Now I’m thinking of another revival, another moment, another song, first seen by moviegoers in the late summer of 1939, with World War II looming. The Wizard of Oz did well at the box office but it wasn’t until it was re-released in 1949 and on CBS television in 1956 that it began to become, according to the Library of Congress, “the most seen film in movie history.” I saw the 1949 version, with Judy singing “Over the Rainbow” in a sepia vision of Kansas — a 16-year-old girl in a gingham jumper singing of a land “where the dreams that you dare to dream really do come true.” Like the song that brings you into A Star Is Born, this one brings you into the world of the film and stays with you long after all the witches and munchkins, scarecrows and cowardly lions and color fantasias have faded. Once again the heart and soul of the film is Judy Garland. Even if you were to subtract what became her signature song and one of the signature songs of the American dream — as LB Mayer apparently once seriously considered doing — the movie would still glow with her strength and sweetness, intelligence, courage, and spirit.
I almost forgot Saturday was Paul McCartney’s 80th birthday. For almost a week now it’s been all about Judy Garland, whose 100th was a week ago Friday. So, after a windy walk across the Princeton Battlefield, thinking of what happened there on January 3, 1777, I click into YouTube for a sepia view of Dorothy and Toto in Kansas, chickens in the yard, Toto on the fence behind Judy, and as she’s singing about bluebirds flying over the rainbow, I glance at the sidebar of postings on my right and there’s Sir Paul in East Rutherford, N.J., last Thursday night, a knight of the realm from Liverpool born eight days and 20 Junes after Judy, and looking more like 60 than 80 as he launches into “Helter Skelter,” one of the most outlandishly heavy rockers the Beatles ever recorded and one he avoided playing on concert tours with Wings because of its association with the Manson murders. To play such a strenuous number now after an hour or more onstage, at 80, has to be a statement, “I’m still rocking.” It could even be read as a torch song in reverse, “I’m coming down fast but I’m miles above you,/ Tell me, tell me, come on tell me the answer, / You may be a lover but you ain’t no dancer.”
The Gay Anthem

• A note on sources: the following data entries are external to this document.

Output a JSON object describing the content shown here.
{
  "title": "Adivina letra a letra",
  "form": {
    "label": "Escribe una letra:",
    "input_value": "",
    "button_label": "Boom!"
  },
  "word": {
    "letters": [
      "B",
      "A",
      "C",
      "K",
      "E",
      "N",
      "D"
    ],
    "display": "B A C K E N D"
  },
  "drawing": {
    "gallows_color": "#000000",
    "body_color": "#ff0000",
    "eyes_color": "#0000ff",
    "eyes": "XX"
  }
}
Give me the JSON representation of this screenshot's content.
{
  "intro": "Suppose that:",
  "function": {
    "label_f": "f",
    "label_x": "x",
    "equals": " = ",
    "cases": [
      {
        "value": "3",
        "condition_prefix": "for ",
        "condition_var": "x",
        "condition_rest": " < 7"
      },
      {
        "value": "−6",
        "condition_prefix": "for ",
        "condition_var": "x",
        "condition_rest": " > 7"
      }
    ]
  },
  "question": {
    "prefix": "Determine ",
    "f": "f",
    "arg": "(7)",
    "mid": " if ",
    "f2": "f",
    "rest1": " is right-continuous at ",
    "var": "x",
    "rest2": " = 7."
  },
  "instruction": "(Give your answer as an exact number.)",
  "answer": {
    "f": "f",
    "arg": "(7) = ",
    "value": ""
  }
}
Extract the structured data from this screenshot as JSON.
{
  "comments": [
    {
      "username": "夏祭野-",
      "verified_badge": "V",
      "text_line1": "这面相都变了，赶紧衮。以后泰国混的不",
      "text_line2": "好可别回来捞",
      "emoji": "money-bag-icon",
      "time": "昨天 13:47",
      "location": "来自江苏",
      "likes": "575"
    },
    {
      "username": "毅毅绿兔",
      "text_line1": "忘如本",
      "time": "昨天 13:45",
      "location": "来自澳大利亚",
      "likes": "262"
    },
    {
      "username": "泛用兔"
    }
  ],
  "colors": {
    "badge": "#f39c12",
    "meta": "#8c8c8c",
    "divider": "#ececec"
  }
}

Much has been made of the fact that the Stonewall Riots, the D-Day of Gay Rights, broke out on the night of the “gay icon” Judy Garland’s funeral, which had drawn 21,000 people to the Upper East Side of Manhattan. This past Saturday, the same day McCartney turned 80, Princeton’s Pride Parade took place, and here I’ve been musing on the song from The Wizard of Oz that opened the door to wonder and dream and imagination, and suddenly it dawns on me that Garland’s signature song is also a gay anthem. In a piece posted in April 2015 Kayleigh Marie Adamson refers to gays identifying as Friends of Dorothy: “The song gives them power. Identifying with something bigger than themselves. After all, isn’t that what Judy was? She was bigger than life!”